*Data*
※ ※ ※

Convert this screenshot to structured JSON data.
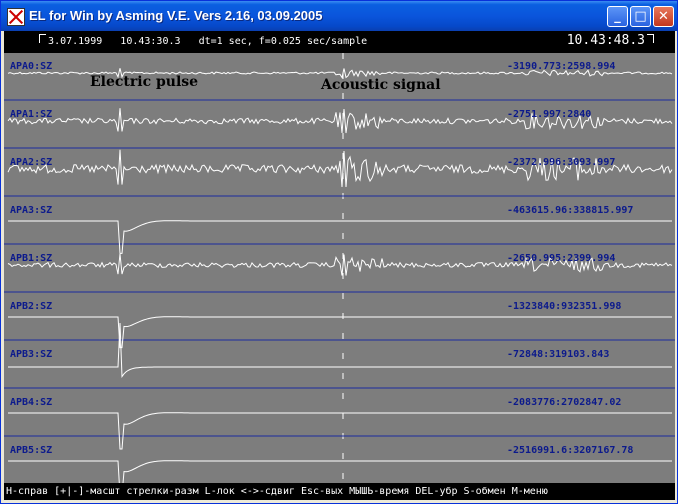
{
  "window": {
    "title": "EL for Win by Asming V.E. Vers 2.16, 03.09.2005"
  },
  "header": {
    "date": "3.07.1999",
    "time": "10.43:30.3",
    "params": "dt=1 sec, f=0.025 sec/sample",
    "cursor_time": "10.43:48.3"
  },
  "annotations": {
    "electric": "Electric pulse",
    "acoustic": "Acoustic signal"
  },
  "traces": [
    {
      "name": "APA0:SZ",
      "range": "-3190.773:2598.994",
      "kind": "noise",
      "amp": 3
    },
    {
      "name": "APA1:SZ",
      "range": "-2751.997:2840",
      "kind": "noise",
      "amp": 8
    },
    {
      "name": "APA2:SZ",
      "range": "-2372.996:3093.997",
      "kind": "noise",
      "amp": 12
    },
    {
      "name": "APA3:SZ",
      "range": "-463615.96:338815.997",
      "kind": "pulse",
      "amp": 18
    },
    {
      "name": "APB1:SZ",
      "range": "-2650.995:2399.994",
      "kind": "noise",
      "amp": 7
    },
    {
      "name": "APB2:SZ",
      "range": "-1323840:932351.998",
      "kind": "pulse",
      "amp": 17
    },
    {
      "name": "APB3:SZ",
      "range": "-72848:319103.843",
      "kind": "spike",
      "amp": 22
    },
    {
      "name": "APB4:SZ",
      "range": "-2083776:2702847.02",
      "kind": "pulse",
      "amp": 20
    },
    {
      "name": "APB5:SZ",
      "range": "-2516991.6:3207167.78",
      "kind": "pulse",
      "amp": 19
    }
  ],
  "status": {
    "text": "H-справ [+|-]-масшт стрелки-разм L-лок <->-сдвиг Esc-вых МЫШЬ-время DEL-убр S-обмен М-меню"
  },
  "colors": {
    "plot_bg": "#7D7D7D",
    "trace": "#FFFFFF",
    "grid": "#1A2AA0",
    "label": "#0C1A8C",
    "titlebar": "#0A55DC"
  }
}
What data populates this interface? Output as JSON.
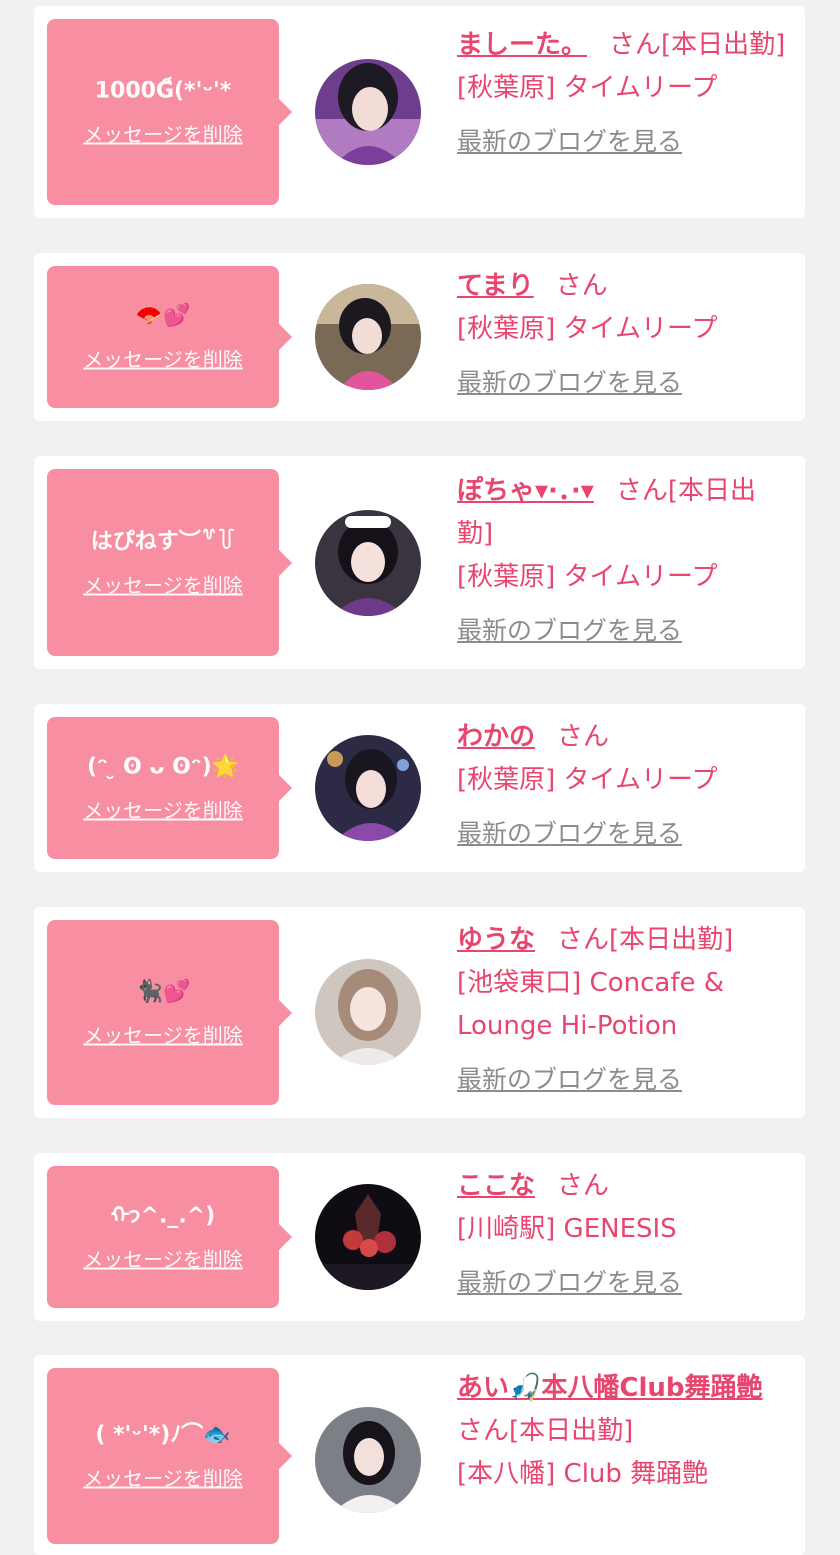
{
  "common": {
    "delete_label": "メッセージを削除",
    "blog_label": "最新のブログを見る"
  },
  "colors": {
    "page_bg": "#f1f1f1",
    "bubble": "#f78ea1",
    "name_text": "#e8466e",
    "link_grey": "#8c8c8c"
  },
  "entries": [
    {
      "message": "1000G็(*'ᵕ'*",
      "name": "ましーた。",
      "suffix": "さん[本日出勤]",
      "shop": "[秋葉原] タイムリープ"
    },
    {
      "message": "🪭💕",
      "name": "てまり",
      "suffix": "さん",
      "shop": "[秋葉原] タイムリープ"
    },
    {
      "message": "はぴねす︶꒷꒦",
      "name": "ぽちゃ▾·．·▾",
      "suffix": "さん[本日出勤]",
      "shop": "[秋葉原] タイムリープ"
    },
    {
      "message": "(ᵔ ̮ ʘ ᴗ ʘᵔ)🌟",
      "name": "わかの",
      "suffix": "さん",
      "shop": "[秋葉原] タイムリープ"
    },
    {
      "message": "🐈‍⬛💕",
      "name": "ゆうな",
      "suffix": "さん[本日出勤]",
      "shop": "[池袋東口] Concafe & Lounge Hi-Potion"
    },
    {
      "message": "ᡣ𐭩^._.^)",
      "name": "ここな",
      "suffix": "さん",
      "shop": "[川崎駅] GENESIS"
    },
    {
      "message": "( *'ᵕ'*)ﾉ⌒🐟",
      "name": "あい🎣本八幡Club舞踊艶",
      "suffix": "さん[本日出勤]",
      "shop": "[本八幡] Club 舞踊艶"
    }
  ]
}
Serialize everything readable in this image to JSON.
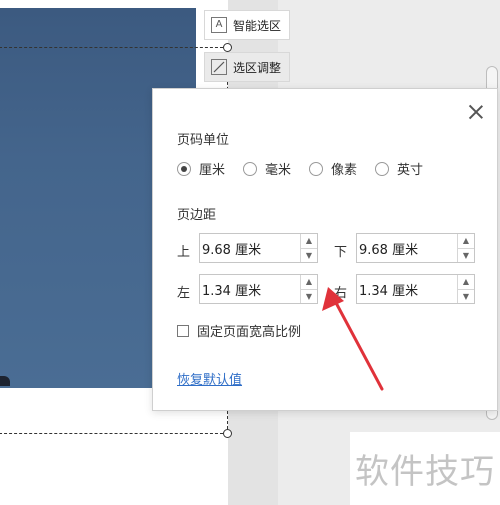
{
  "toolbar": {
    "smart_select_label": "智能选区",
    "adjust_select_label": "选区调整"
  },
  "dialog": {
    "page_unit_title": "页码单位",
    "units": [
      "厘米",
      "毫米",
      "像素",
      "英寸"
    ],
    "selected_unit": "厘米",
    "margin_title": "页边距",
    "top_label": "上",
    "top_value": "9.68 厘米",
    "bottom_label": "下",
    "bottom_value": "9.68 厘米",
    "left_label": "左",
    "left_value": "1.34 厘米",
    "right_label": "右",
    "right_value": "1.34 厘米",
    "lock_ratio_label": "固定页面宽高比例",
    "reset_label": "恢复默认值"
  },
  "watermark": "软件技巧",
  "colors": {
    "link": "#2f6ec7",
    "annotation_arrow": "#e0323a",
    "photo": "#44658c"
  }
}
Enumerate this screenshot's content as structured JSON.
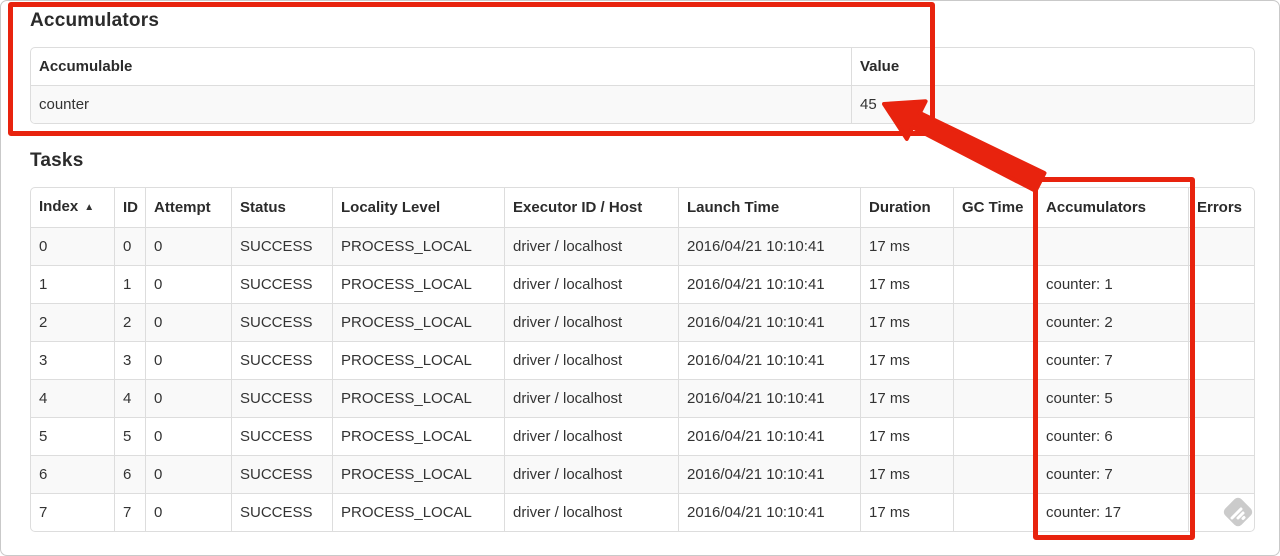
{
  "accumulators_section": {
    "title": "Accumulators",
    "table": {
      "columns": [
        {
          "key": "accumulable",
          "label": "Accumulable"
        },
        {
          "key": "value",
          "label": "Value"
        }
      ],
      "rows": [
        {
          "accumulable": "counter",
          "value": "45"
        }
      ]
    }
  },
  "tasks_section": {
    "title": "Tasks",
    "table": {
      "sort_icon": "▲",
      "sorted_column": "index",
      "columns": [
        {
          "key": "index",
          "label": "Index"
        },
        {
          "key": "id",
          "label": "ID"
        },
        {
          "key": "attempt",
          "label": "Attempt"
        },
        {
          "key": "status",
          "label": "Status"
        },
        {
          "key": "locality",
          "label": "Locality Level"
        },
        {
          "key": "executor",
          "label": "Executor ID / Host"
        },
        {
          "key": "launch",
          "label": "Launch Time"
        },
        {
          "key": "duration",
          "label": "Duration"
        },
        {
          "key": "gc_time",
          "label": "GC Time"
        },
        {
          "key": "accumulators",
          "label": "Accumulators"
        },
        {
          "key": "errors",
          "label": "Errors"
        }
      ],
      "rows": [
        {
          "index": "0",
          "id": "0",
          "attempt": "0",
          "status": "SUCCESS",
          "locality": "PROCESS_LOCAL",
          "executor": "driver / localhost",
          "launch": "2016/04/21 10:10:41",
          "duration": "17 ms",
          "gc_time": "",
          "accumulators": "",
          "errors": ""
        },
        {
          "index": "1",
          "id": "1",
          "attempt": "0",
          "status": "SUCCESS",
          "locality": "PROCESS_LOCAL",
          "executor": "driver / localhost",
          "launch": "2016/04/21 10:10:41",
          "duration": "17 ms",
          "gc_time": "",
          "accumulators": "counter: 1",
          "errors": ""
        },
        {
          "index": "2",
          "id": "2",
          "attempt": "0",
          "status": "SUCCESS",
          "locality": "PROCESS_LOCAL",
          "executor": "driver / localhost",
          "launch": "2016/04/21 10:10:41",
          "duration": "17 ms",
          "gc_time": "",
          "accumulators": "counter: 2",
          "errors": ""
        },
        {
          "index": "3",
          "id": "3",
          "attempt": "0",
          "status": "SUCCESS",
          "locality": "PROCESS_LOCAL",
          "executor": "driver / localhost",
          "launch": "2016/04/21 10:10:41",
          "duration": "17 ms",
          "gc_time": "",
          "accumulators": "counter: 7",
          "errors": ""
        },
        {
          "index": "4",
          "id": "4",
          "attempt": "0",
          "status": "SUCCESS",
          "locality": "PROCESS_LOCAL",
          "executor": "driver / localhost",
          "launch": "2016/04/21 10:10:41",
          "duration": "17 ms",
          "gc_time": "",
          "accumulators": "counter: 5",
          "errors": ""
        },
        {
          "index": "5",
          "id": "5",
          "attempt": "0",
          "status": "SUCCESS",
          "locality": "PROCESS_LOCAL",
          "executor": "driver / localhost",
          "launch": "2016/04/21 10:10:41",
          "duration": "17 ms",
          "gc_time": "",
          "accumulators": "counter: 6",
          "errors": ""
        },
        {
          "index": "6",
          "id": "6",
          "attempt": "0",
          "status": "SUCCESS",
          "locality": "PROCESS_LOCAL",
          "executor": "driver / localhost",
          "launch": "2016/04/21 10:10:41",
          "duration": "17 ms",
          "gc_time": "",
          "accumulators": "counter: 7",
          "errors": ""
        },
        {
          "index": "7",
          "id": "7",
          "attempt": "0",
          "status": "SUCCESS",
          "locality": "PROCESS_LOCAL",
          "executor": "driver / localhost",
          "launch": "2016/04/21 10:10:41",
          "duration": "17 ms",
          "gc_time": "",
          "accumulators": "counter: 17",
          "errors": ""
        }
      ]
    }
  },
  "annotations": {
    "red_color": "#e8230e",
    "boxes": [
      "accumulators-summary-box",
      "accumulators-column-box"
    ],
    "arrow_points_to": "45"
  },
  "colors": {
    "text": "#333333",
    "table_border": "#dddddd",
    "row_stripe": "#f9f9f9",
    "annotation_red": "#e8230e",
    "watermark_gray": "#c9c9c9"
  },
  "watermark": {
    "name": "screenshot-tool-logo"
  }
}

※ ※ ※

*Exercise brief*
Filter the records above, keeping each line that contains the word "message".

*Solution*
      "message": "1000G็(*'ᵕ'*",
      "message": "🪭💕",
      "message": "はぴねす︶꒷꒦",
      "message": "(ᵔ ̮ ʘ ᴗ ʘᵔ)🌟",
      "message": "🐈‍⬛💕",
      "message": "ᡣ𐭩^._.^)",
      "message": "( *'ᵕ'*)ﾉ⌒🐟",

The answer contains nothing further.